--- SUPPLIED INFORMATION ---

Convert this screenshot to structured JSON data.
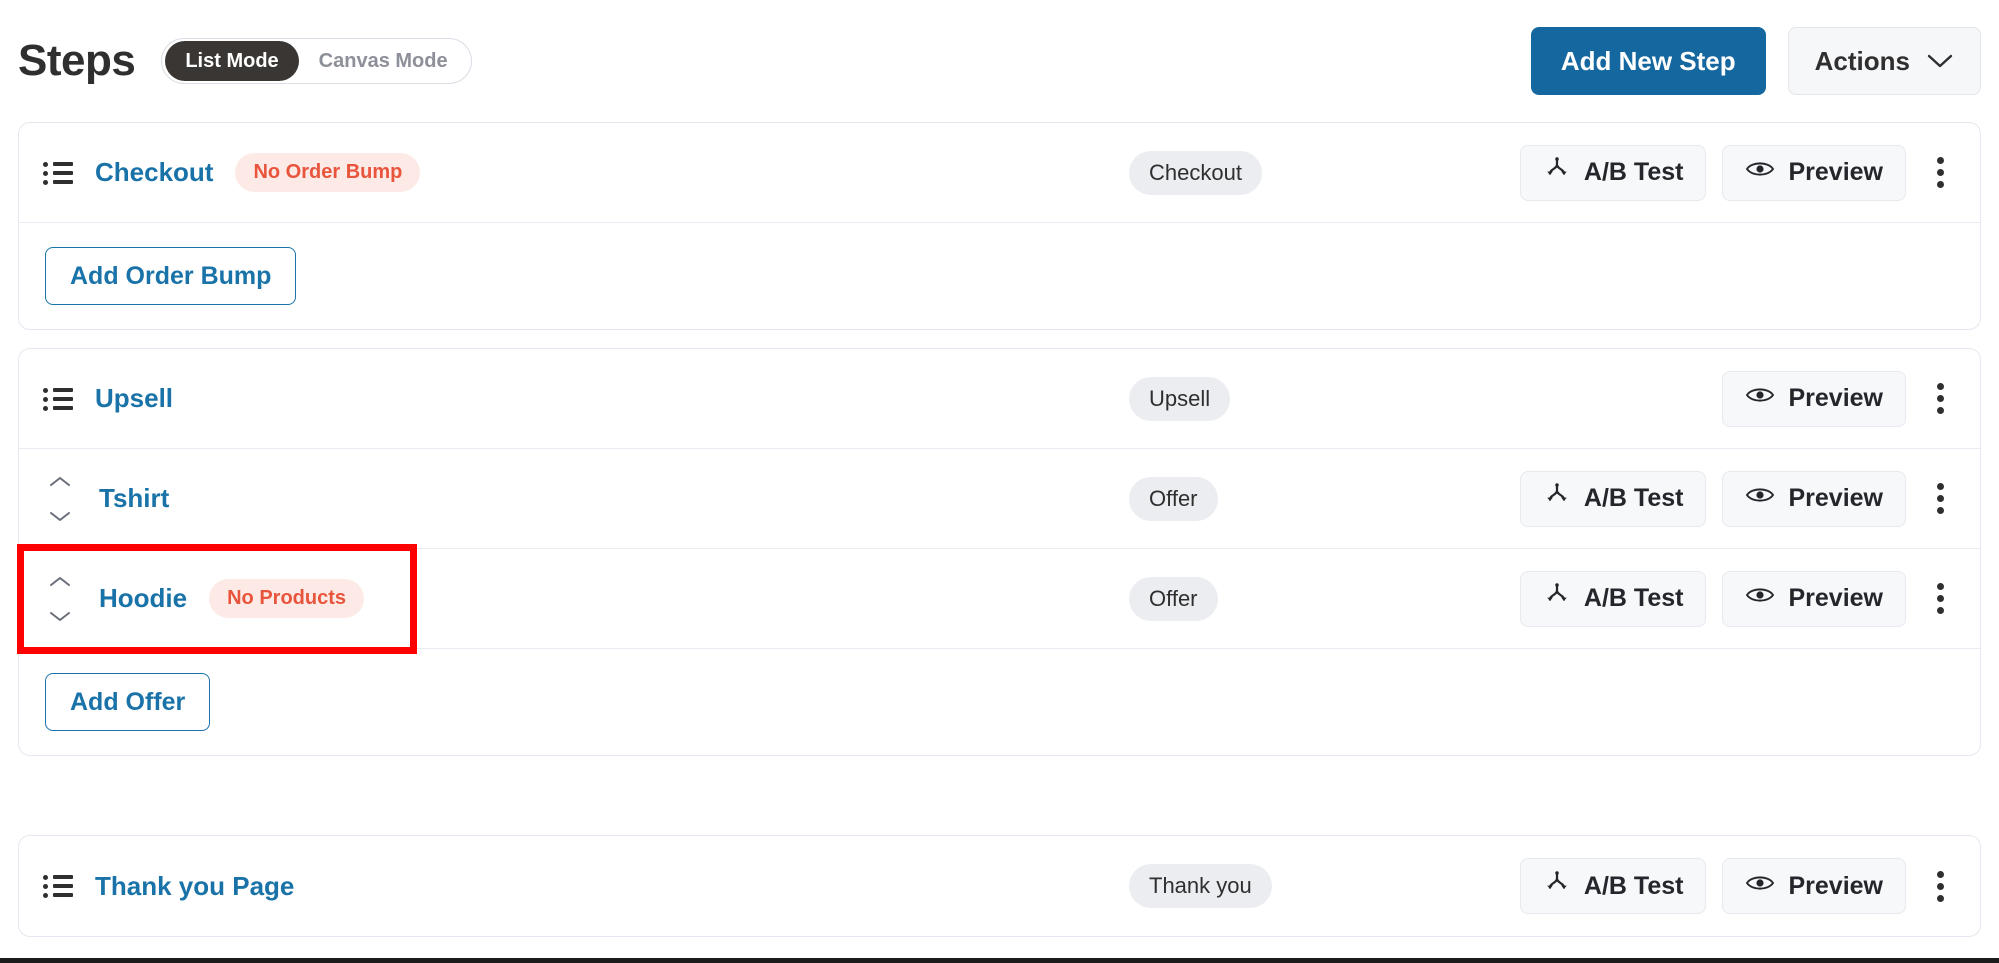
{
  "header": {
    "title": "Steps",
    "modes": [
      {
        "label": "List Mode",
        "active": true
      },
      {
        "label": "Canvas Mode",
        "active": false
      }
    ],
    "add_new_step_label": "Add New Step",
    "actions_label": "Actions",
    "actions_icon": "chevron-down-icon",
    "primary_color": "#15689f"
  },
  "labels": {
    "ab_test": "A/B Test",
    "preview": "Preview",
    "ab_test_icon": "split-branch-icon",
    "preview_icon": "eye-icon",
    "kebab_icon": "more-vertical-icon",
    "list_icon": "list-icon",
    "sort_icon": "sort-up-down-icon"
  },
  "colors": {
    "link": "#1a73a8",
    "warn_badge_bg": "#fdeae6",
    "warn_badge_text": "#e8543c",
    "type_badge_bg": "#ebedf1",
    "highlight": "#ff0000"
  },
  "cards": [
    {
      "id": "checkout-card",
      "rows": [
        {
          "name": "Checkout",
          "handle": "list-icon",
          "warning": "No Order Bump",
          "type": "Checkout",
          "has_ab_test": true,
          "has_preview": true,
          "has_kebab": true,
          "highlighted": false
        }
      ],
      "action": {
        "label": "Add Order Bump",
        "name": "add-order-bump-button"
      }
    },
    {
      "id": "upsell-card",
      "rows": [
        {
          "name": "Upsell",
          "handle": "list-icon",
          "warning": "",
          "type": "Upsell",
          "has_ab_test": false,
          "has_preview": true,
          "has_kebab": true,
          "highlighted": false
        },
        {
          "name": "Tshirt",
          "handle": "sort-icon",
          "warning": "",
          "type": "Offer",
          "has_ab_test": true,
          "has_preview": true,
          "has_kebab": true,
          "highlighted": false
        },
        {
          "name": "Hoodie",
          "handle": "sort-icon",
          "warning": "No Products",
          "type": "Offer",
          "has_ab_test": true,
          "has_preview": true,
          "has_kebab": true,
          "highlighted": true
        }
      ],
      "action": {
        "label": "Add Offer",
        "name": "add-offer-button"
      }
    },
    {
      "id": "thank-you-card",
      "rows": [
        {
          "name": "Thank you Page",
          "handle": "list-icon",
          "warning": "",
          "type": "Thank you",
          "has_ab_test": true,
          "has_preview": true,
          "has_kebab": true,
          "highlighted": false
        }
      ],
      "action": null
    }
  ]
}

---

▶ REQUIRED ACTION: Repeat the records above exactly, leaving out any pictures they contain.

▶ COMPLETED TASK:
Convert this screenshot to structured JSON data.
{
  "header": {
    "title": "Steps",
    "modes": [
      {
        "label": "List Mode",
        "active": true
      },
      {
        "label": "Canvas Mode",
        "active": false
      }
    ],
    "add_new_step_label": "Add New Step",
    "actions_label": "Actions",
    "actions_icon": "chevron-down-icon",
    "primary_color": "#15689f"
  },
  "labels": {
    "ab_test": "A/B Test",
    "preview": "Preview",
    "ab_test_icon": "split-branch-icon",
    "preview_icon": "eye-icon",
    "kebab_icon": "more-vertical-icon",
    "list_icon": "list-icon",
    "sort_icon": "sort-up-down-icon"
  },
  "colors": {
    "link": "#1a73a8",
    "warn_badge_bg": "#fdeae6",
    "warn_badge_text": "#e8543c",
    "type_badge_bg": "#ebedf1",
    "highlight": "#ff0000"
  },
  "cards": [
    {
      "id": "checkout-card",
      "rows": [
        {
          "name": "Checkout",
          "handle": "list-icon",
          "warning": "No Order Bump",
          "type": "Checkout",
          "has_ab_test": true,
          "has_preview": true,
          "has_kebab": true,
          "highlighted": false
        }
      ],
      "action": {
        "label": "Add Order Bump",
        "name": "add-order-bump-button"
      }
    },
    {
      "id": "upsell-card",
      "rows": [
        {
          "name": "Upsell",
          "handle": "list-icon",
          "warning": "",
          "type": "Upsell",
          "has_ab_test": false,
          "has_preview": true,
          "has_kebab": true,
          "highlighted": false
        },
        {
          "name": "Tshirt",
          "handle": "sort-icon",
          "warning": "",
          "type": "Offer",
          "has_ab_test": true,
          "has_preview": true,
          "has_kebab": true,
          "highlighted": false
        },
        {
          "name": "Hoodie",
          "handle": "sort-icon",
          "warning": "No Products",
          "type": "Offer",
          "has_ab_test": true,
          "has_preview": true,
          "has_kebab": true,
          "highlighted": true
        }
      ],
      "action": {
        "label": "Add Offer",
        "name": "add-offer-button"
      }
    },
    {
      "id": "thank-you-card",
      "rows": [
        {
          "name": "Thank you Page",
          "handle": "list-icon",
          "warning": "",
          "type": "Thank you",
          "has_ab_test": true,
          "has_preview": true,
          "has_kebab": true,
          "highlighted": false
        }
      ],
      "action": null
    }
  ]
}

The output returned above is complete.